#05-262 December 5, 2005
What Hunters Should Know About Avian Influenza
S. C. Department of Natural Resources has received several contacts over the last few weeks concerning avian influenza. There has been a lot of speculation and hype about the possibility of avian influenza, often referred to as bird flu, reaching the United States. Waterfowl hunters and the public in general should note that as of November 2005, H5N1 avian influenza has not been found in North America and there is no record of positive tests in wild or domestic birds, and no known human cases of illness.
Most viruses do not persist very long after they have left their host and can be neutralized with heat, drying, and disinfectants. Precautions hunters should take include:
Do not handle or harvest birds that are obviously sick or are found dead.
Do not eat, drink, or smoke while cleaning animals.
Wear protective gloves and washable clothing when cleaning game.
Wash your hands with soap and water or alcohol wipes immediately after handling game.
Wash tools and working surfaces with soap and water and then disinfect with a 10% solution of chlorine bleach.
Cook game meat thoroughly. Poultry should reach an internal temperature of 155-165 F.
For more information on avian influenza and hunting, call the Columbia DNR office at (803) 734-3886.
The risk from bird flu is generally low to most people because the viruses occur mainly among birds and do not usually infect humans. However, during an outbreak of bird flu among poultry (domesticated chicken, ducks, turkeys), there is a possible risk to people who have contact with infected birds or surfaces that have been contaminated with excretions from infected birds. The current outbreak of avian influenza A (H5N1) among poultry in Asia and Europe is an example of a bird flu outbreak that has caused human infections and deaths.
There are many different subtypes of type A influenza viruses. Bird flu viruses could change over time and develop the ability to be transmitted from human to human. This situation has the potential to create a pandemic outbreak because humans are not naturally immune to it. However, the bird flu has not changed drastically enough to be contagious between people at this time.
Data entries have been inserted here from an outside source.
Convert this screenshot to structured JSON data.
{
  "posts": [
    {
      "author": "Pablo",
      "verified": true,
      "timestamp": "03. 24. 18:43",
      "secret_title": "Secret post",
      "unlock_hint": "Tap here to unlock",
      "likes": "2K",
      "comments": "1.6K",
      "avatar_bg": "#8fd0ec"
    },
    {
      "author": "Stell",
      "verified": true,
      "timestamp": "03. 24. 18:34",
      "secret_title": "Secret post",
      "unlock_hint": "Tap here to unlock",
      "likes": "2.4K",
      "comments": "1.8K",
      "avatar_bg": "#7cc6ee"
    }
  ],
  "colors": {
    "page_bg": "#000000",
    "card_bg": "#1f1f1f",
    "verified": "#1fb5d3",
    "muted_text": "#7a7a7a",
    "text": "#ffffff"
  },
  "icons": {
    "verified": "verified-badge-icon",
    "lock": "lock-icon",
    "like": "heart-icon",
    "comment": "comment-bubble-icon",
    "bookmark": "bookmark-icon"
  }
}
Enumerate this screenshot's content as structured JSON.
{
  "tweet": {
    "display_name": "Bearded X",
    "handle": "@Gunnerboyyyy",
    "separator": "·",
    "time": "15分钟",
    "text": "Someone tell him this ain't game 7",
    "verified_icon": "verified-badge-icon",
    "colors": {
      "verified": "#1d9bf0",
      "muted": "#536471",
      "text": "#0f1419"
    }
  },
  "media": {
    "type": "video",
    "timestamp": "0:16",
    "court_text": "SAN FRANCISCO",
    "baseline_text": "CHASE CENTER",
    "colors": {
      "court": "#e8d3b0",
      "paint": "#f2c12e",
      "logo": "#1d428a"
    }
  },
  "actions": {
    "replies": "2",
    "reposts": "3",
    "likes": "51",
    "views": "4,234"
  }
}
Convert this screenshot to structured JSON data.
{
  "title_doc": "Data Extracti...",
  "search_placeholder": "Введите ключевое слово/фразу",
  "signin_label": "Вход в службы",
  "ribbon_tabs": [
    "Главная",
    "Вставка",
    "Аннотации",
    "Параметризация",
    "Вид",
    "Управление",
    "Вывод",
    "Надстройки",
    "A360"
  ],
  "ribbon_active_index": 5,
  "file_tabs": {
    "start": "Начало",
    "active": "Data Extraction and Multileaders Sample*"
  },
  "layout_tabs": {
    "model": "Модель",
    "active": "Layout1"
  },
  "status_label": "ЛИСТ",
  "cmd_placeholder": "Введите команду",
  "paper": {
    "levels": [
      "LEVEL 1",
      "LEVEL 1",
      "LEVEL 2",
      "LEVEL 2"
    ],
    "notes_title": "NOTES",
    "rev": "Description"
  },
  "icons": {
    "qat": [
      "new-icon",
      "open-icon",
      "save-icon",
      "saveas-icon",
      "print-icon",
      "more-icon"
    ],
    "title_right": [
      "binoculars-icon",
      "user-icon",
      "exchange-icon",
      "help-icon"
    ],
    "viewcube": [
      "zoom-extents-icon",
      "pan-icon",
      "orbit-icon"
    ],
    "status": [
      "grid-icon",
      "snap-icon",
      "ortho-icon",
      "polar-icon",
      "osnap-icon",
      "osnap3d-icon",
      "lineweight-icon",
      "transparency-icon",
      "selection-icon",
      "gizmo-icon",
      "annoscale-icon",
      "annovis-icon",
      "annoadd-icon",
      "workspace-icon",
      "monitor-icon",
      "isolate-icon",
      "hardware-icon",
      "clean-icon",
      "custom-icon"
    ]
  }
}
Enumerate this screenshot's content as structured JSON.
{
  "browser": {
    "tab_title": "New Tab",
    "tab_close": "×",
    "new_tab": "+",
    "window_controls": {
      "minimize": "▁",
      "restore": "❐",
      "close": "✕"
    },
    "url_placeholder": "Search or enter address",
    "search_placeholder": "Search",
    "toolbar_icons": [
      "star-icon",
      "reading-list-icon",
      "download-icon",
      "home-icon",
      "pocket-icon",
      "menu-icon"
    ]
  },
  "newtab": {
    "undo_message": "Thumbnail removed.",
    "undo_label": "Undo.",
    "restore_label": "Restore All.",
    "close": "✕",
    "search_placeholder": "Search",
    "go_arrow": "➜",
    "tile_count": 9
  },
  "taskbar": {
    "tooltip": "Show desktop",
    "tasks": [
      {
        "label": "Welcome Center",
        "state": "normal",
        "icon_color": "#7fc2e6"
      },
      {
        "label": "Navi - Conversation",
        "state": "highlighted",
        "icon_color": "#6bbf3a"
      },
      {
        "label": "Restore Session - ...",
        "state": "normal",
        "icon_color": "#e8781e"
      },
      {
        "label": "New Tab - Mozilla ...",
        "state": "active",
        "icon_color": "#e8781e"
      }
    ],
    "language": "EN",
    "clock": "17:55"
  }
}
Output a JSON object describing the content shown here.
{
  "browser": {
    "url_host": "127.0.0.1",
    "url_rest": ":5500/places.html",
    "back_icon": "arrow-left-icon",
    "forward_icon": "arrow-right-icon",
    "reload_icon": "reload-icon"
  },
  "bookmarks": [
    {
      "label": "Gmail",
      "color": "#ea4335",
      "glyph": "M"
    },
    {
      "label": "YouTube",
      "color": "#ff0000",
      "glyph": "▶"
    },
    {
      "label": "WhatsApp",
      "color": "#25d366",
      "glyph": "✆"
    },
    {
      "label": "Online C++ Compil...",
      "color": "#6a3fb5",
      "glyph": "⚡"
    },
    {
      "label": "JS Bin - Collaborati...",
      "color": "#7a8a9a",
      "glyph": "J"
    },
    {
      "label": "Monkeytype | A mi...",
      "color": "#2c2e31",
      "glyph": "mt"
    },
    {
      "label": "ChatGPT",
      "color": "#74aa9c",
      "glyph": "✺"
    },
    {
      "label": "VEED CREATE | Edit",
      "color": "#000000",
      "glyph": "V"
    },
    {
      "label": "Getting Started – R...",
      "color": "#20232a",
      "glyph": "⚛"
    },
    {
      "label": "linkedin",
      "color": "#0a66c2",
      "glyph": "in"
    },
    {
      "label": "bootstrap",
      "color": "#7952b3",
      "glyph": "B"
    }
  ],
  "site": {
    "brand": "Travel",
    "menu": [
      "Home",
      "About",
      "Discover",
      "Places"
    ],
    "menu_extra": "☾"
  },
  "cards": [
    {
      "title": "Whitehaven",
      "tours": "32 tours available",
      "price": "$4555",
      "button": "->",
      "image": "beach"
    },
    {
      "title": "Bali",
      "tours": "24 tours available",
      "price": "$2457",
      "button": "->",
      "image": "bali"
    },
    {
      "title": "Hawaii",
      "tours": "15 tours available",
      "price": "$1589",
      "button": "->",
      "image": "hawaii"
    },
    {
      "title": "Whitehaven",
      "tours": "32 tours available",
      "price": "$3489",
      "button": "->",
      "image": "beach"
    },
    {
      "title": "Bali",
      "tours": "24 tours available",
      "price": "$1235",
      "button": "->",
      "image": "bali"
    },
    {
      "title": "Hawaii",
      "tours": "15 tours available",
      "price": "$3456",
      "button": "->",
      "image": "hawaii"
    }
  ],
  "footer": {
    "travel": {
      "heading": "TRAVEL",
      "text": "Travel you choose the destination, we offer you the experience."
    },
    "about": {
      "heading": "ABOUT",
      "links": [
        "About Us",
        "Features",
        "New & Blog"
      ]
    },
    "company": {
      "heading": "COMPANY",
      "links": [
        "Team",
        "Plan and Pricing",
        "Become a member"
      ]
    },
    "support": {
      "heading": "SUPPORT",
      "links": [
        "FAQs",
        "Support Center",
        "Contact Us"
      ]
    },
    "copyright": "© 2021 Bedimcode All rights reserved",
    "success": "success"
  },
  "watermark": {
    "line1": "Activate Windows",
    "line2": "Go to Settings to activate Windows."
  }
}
There are no known cases where H5N1 has been transmitted from wild birds to humans. Healthy wild birds can be infected with other microorganisms and parasites than can move between wildlife and people. "Using a little common sense, such as wearing gloves, keeping tools and works surfaces clean when harvesting migratory game birds, can go a long way toward protecting yourself," said Derrell Shipes, chief of Statewide Projects, Research and Surveys for the Wildlife Section of the S.C. Department of Natural Resources (DNR